[Start of Attachment]

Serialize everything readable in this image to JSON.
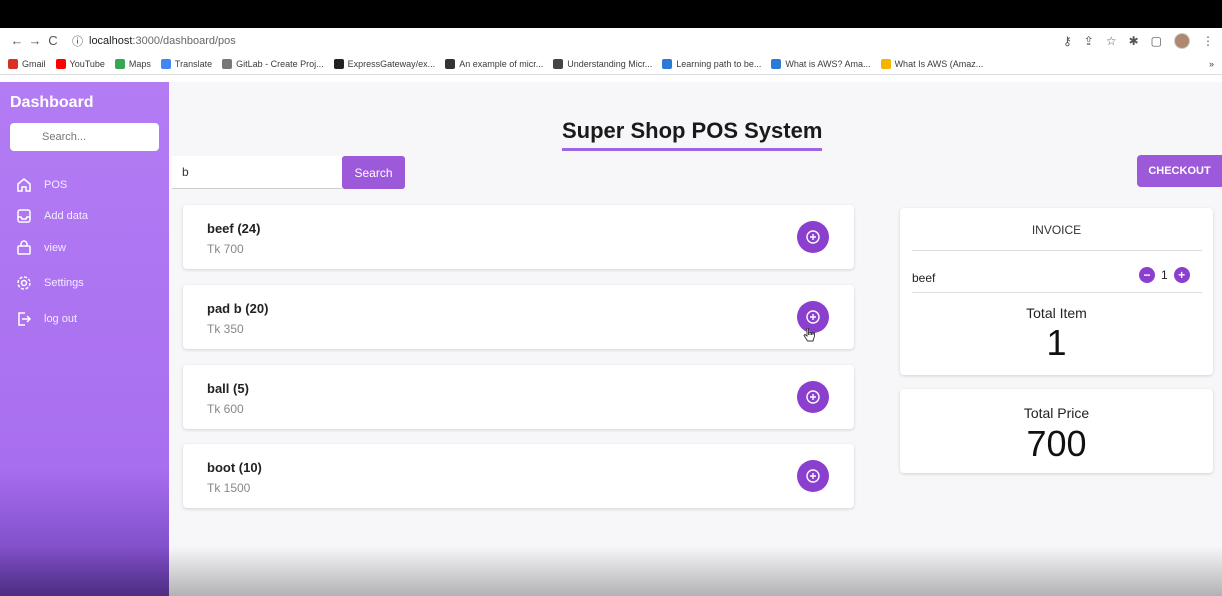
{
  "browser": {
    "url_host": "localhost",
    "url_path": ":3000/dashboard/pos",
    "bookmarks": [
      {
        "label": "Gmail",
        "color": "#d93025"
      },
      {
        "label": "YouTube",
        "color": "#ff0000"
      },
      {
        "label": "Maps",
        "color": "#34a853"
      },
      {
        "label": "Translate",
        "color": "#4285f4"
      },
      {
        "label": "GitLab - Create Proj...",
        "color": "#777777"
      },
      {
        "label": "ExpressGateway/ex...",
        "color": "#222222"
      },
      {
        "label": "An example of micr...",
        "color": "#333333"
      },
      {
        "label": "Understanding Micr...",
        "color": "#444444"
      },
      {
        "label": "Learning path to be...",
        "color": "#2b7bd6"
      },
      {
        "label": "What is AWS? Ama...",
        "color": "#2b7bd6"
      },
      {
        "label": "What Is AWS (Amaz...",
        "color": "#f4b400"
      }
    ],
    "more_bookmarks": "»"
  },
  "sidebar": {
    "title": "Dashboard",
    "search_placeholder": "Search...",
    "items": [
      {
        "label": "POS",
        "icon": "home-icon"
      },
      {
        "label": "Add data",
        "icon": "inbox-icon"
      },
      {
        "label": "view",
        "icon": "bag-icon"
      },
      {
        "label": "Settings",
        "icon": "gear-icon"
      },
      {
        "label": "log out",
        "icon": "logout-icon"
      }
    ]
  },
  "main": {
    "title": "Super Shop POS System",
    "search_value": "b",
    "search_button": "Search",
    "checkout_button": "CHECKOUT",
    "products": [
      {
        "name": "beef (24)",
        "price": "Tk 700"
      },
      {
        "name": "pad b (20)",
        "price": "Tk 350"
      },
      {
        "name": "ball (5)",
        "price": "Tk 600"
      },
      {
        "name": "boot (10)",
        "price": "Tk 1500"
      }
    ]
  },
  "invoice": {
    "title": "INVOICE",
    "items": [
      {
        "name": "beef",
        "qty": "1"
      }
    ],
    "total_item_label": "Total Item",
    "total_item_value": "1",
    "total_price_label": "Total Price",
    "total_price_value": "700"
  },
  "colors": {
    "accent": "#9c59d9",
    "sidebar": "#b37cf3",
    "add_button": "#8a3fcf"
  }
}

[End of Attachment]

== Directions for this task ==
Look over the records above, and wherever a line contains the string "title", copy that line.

== Answer ==
    "title": "Dashboard",
    "title": "Super Shop POS System",
    "title": "INVOICE",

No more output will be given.